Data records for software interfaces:
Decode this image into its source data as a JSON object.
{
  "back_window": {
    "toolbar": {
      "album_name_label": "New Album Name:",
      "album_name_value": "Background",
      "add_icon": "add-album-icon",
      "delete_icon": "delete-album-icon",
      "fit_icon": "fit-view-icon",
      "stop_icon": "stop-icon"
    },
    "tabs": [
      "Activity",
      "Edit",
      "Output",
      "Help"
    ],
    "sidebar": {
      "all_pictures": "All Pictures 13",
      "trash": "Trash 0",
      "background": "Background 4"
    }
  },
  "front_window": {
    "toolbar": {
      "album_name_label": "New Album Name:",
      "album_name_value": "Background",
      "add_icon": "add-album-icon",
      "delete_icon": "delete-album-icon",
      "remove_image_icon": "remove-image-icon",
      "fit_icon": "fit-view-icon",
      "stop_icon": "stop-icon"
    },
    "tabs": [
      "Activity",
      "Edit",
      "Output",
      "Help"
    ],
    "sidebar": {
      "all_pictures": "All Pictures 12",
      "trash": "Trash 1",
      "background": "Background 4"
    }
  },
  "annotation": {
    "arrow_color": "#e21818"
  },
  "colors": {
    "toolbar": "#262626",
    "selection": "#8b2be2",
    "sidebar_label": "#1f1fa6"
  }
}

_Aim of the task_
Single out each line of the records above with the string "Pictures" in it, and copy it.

_Output below_
      "all_pictures": "All Pictures 13",
      "all_pictures": "All Pictures 12",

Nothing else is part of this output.